When I think back on the elements that most of my favorite westerns share, a few things come back time and time again in nearly each of them. First, great cinematography and epic settings. Check. Then you must have a memorable score such as the whistling in the “Dollars” trilogy or the old standard title songs from “My Darling Clementine” and others. This movie has one of the most dramatic and enduring scores of any movie ever. What makes it even more effective that it goes against the grain of your typical booming optimistic Elmer Bernstein like scores that get your chest pumping. Instead this is a more reserved, yet intense score with a haunting quality to it that perfectly underlines the epic setting it is used in. So again, put a check mark next to that as well. Finally, of course you need actors who look at home in the west. This movie is lead in a three pronged assault by Charles Bronson, Jason Robards, and Henry Fonda. Each of those men bring just the right mix of dirty western grit, and movie star good looks/charisma to carry multiple movies on their own. So a triple check mark can be put down in that category.
As time goes on modern audiences are less and less familiar with the actors of yesterday. I was talking to a guy who volunteers with me in a college writing center earlier this year about “Once Upon a Time in the West”, his favorite movie, and one of my favorite westerns. He told me about the time he had to give a presentation on this movie to group of modern day students. He mentioned how, of course, teenagers today have no idea who Henry Fonda was, and the shock of seeing him play a bad guy for the first time, especially a bad guy who opens the movie by murdering a child is met with cold indifference. At the time it was a jolt to both the psyche and the system for American movie goers. I don’t know what modern actor could pull off such a dramatic role reversal today, short of maybe Tom Hanks, and even then I don’t know that it would have quite the same impact that this did.
Once Upon a Time in the West was directed by Sergio Leone, who also made the famous “Dollars” trilogy with Clint Eastwood, and the underrated “Once Upon a Time in America”, a mobster movie with Robert De Niro in one of his greatest, but most complex roles. Of all of Sergio’s westerns, none has, in my opinion, better chemistry between the epic setting, the score, and the acting than this one. Charles Bronson was born to play in movies like this, and to me, his stoic bronze features fit the scenery even better than Clint Eastwood would have (although it still would have been a great movie with Clint for sure).
My favorite actor in the movie though is Jason Robards, who plays Cheyenne, the gang leader caught in the middle of this plot.
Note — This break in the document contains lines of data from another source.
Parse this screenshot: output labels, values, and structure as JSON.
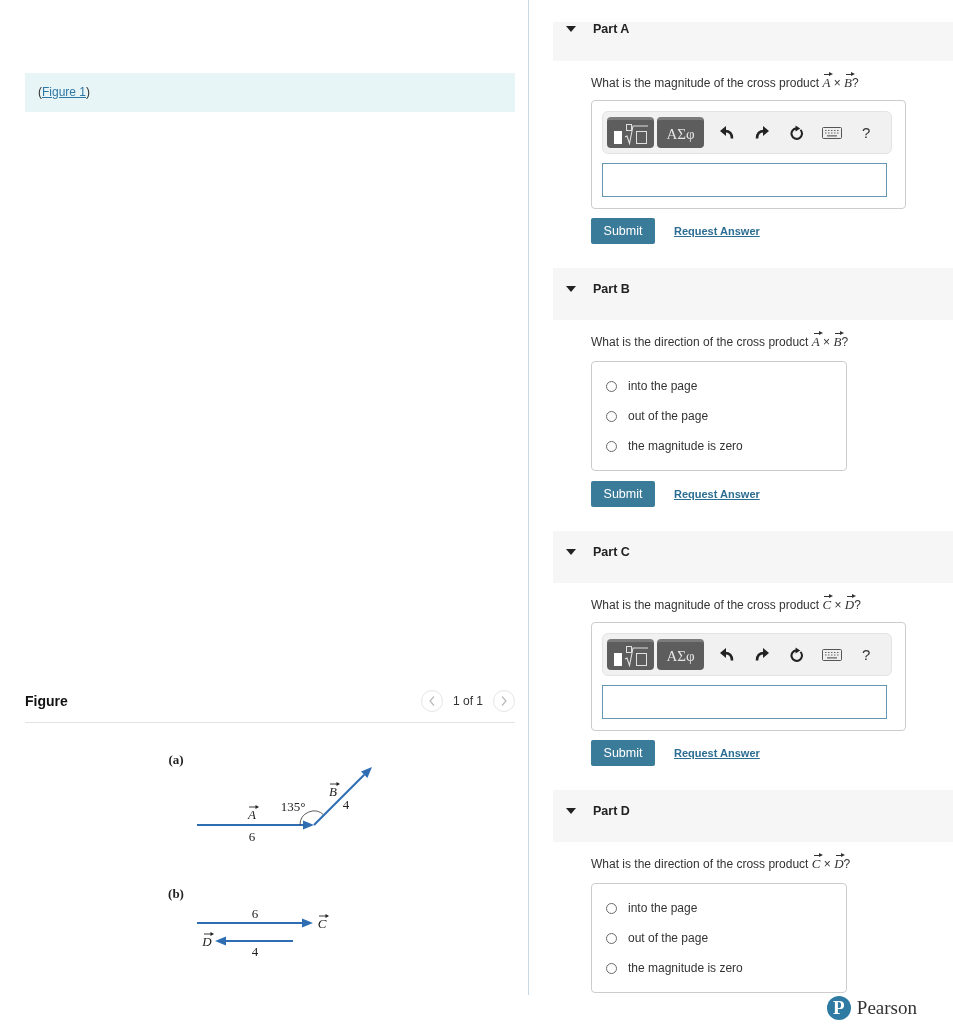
{
  "figure_reference": {
    "before": "(",
    "link": "Figure 1",
    "after": ")"
  },
  "figure": {
    "title": "Figure",
    "pager": "1 of 1",
    "panels": [
      {
        "kind": "angle",
        "label": "(a)",
        "vectors": [
          {
            "symbol": "A",
            "vector": true,
            "magnitude": "6"
          },
          {
            "symbol": "B",
            "vector": true,
            "magnitude": "4"
          }
        ],
        "angle": "135°"
      },
      {
        "kind": "antiparallel",
        "label": "(b)",
        "vectors": [
          {
            "symbol": "C",
            "vector": true,
            "magnitude": "6"
          },
          {
            "symbol": "D",
            "vector": true,
            "magnitude": "4"
          }
        ]
      }
    ]
  },
  "parts": [
    {
      "title": "Part A",
      "expanded": true,
      "question": [
        {
          "kind": "text",
          "text": "What is the magnitude of the cross product "
        },
        {
          "kind": "symbol",
          "text": "A",
          "vector": true
        },
        {
          "kind": "text",
          "text": " × "
        },
        {
          "kind": "symbol",
          "text": "B",
          "vector": true
        },
        {
          "kind": "text",
          "text": "?"
        }
      ],
      "kind": "math",
      "toolbar": {
        "symbols": "ΑΣφ",
        "help": "?"
      },
      "submit": "Submit",
      "request": "Request Answer"
    },
    {
      "title": "Part B",
      "expanded": true,
      "question": [
        {
          "kind": "text",
          "text": "What is the direction of the cross product "
        },
        {
          "kind": "symbol",
          "text": "A",
          "vector": true
        },
        {
          "kind": "text",
          "text": " × "
        },
        {
          "kind": "symbol",
          "text": "B",
          "vector": true
        },
        {
          "kind": "text",
          "text": "?"
        }
      ],
      "kind": "choice",
      "options": [
        {
          "label": "into the page",
          "selected": false
        },
        {
          "label": "out of the page",
          "selected": false
        },
        {
          "label": "the magnitude is zero",
          "selected": false
        }
      ],
      "submit": "Submit",
      "request": "Request Answer"
    },
    {
      "title": "Part C",
      "expanded": true,
      "question": [
        {
          "kind": "text",
          "text": "What is the magnitude of the cross product "
        },
        {
          "kind": "symbol",
          "text": "C",
          "vector": true
        },
        {
          "kind": "text",
          "text": " × "
        },
        {
          "kind": "symbol",
          "text": "D",
          "vector": true
        },
        {
          "kind": "text",
          "text": "?"
        }
      ],
      "kind": "math",
      "toolbar": {
        "symbols": "ΑΣφ",
        "help": "?"
      },
      "submit": "Submit",
      "request": "Request Answer"
    },
    {
      "title": "Part D",
      "expanded": true,
      "question": [
        {
          "kind": "text",
          "text": "What is the direction of the cross product "
        },
        {
          "kind": "symbol",
          "text": "C",
          "vector": true
        },
        {
          "kind": "text",
          "text": " × "
        },
        {
          "kind": "symbol",
          "text": "D",
          "vector": true
        },
        {
          "kind": "text",
          "text": "?"
        }
      ],
      "kind": "choice",
      "options": [
        {
          "label": "into the page",
          "selected": false
        },
        {
          "label": "out of the page",
          "selected": false
        },
        {
          "label": "the magnitude is zero",
          "selected": false
        }
      ]
    }
  ],
  "footer": {
    "logo_mark": "P",
    "brand": "Pearson"
  }
}
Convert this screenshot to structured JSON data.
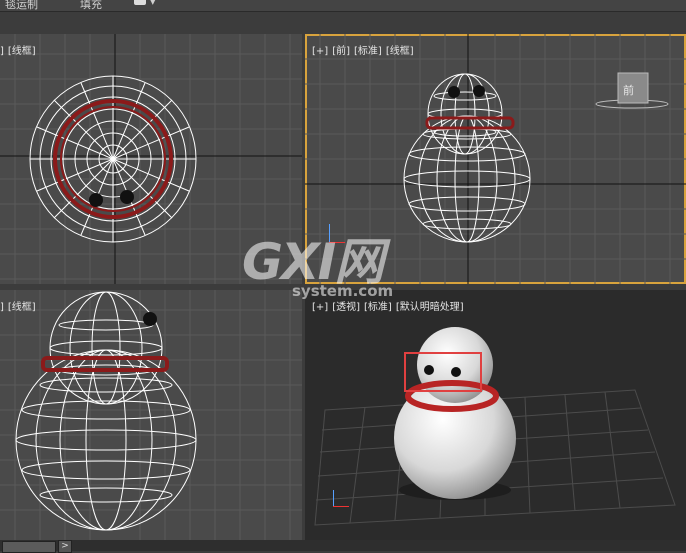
{
  "toolbar": {
    "item_1": "毯运制",
    "item_2": "填充"
  },
  "viewports": {
    "top": {
      "labels": [
        "]",
        "[线框]"
      ]
    },
    "front": {
      "labels": [
        "[+]",
        "[前]",
        "[标准]",
        "[线框]"
      ]
    },
    "left": {
      "labels": [
        "]",
        "[线框]"
      ]
    },
    "perspective": {
      "labels": [
        "[+]",
        "[透视]",
        "[标准]",
        "[默认明暗处理]"
      ]
    }
  },
  "viewcube_label": "前",
  "watermark": {
    "main": "GXI网",
    "sub": "system.com"
  },
  "statusbar": {
    "arrow": ">"
  },
  "colors": {
    "viewport_bg": "#4a4a4a",
    "wireframe": "#ffffff",
    "scarf": "#8b1a1a",
    "active_border": "#d8a33d",
    "highlight_box": "#e04040"
  }
}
Robards character is a sly old dog who has seen and done it all in the west, who resents the fact that that the gang lead by Fonda had impersonated his own gang in the raid that resulted in the dead child. Jason Robards has always struck me as a western version of Humphrey Bogart (who looked awfully silly and out of place in the one western movie he did make with James Cagney in the 30s). He’s got the same sneer, the same street smart look about him, and an ability to make you think there’s way more to what you see behind those eyes with just a quick glance or two.
All throughout the movie we are teased of some kind of a tortured history between the Fonda character and the Bronson character, which of course, will have to wait until the final showdown before being fully revealed. Claudia Cardinale plays Jill McBain, the widow of the man who we see get murdered along with the rest of his family, including the aforementioned kid at the beginning of the movie. Jill is the kind of strong spirited and very “buxom” sort of character typical of 1960s movies, but she has a saltiness that I always liked. When threatened with rape she is indignant but steadfast when she tells an outlaw that “You can’t do anything to me that a bar of soap won’t wash away”… (my paraphrase)
Charles Bronson is tremendous and perfectly in his wheelhouse here as a badass, but there are moments here and there, mostly in subtle looks where he reminded me of what potential he had to be a great actor, but how wasted his skills were in a lot of lesser movies throughout the years that forgot he knew how to do more than just scowl and shoot people. This movie knows that, as did the great but overlooked “From Noon Till Three” as well. Everything about this movie is breathtaking in scope and beauty, especially if you’re a sucker for old westerns with grand musical accompaniment. Once Upon a Time in the West is the closest the spaghetti western genre ever came to being considered “high art”. It is a beautiful film, and a damn good movie (two different things mind you) to boot.
Once Upon a Time in the West gets a five out of five: EXCELLENT.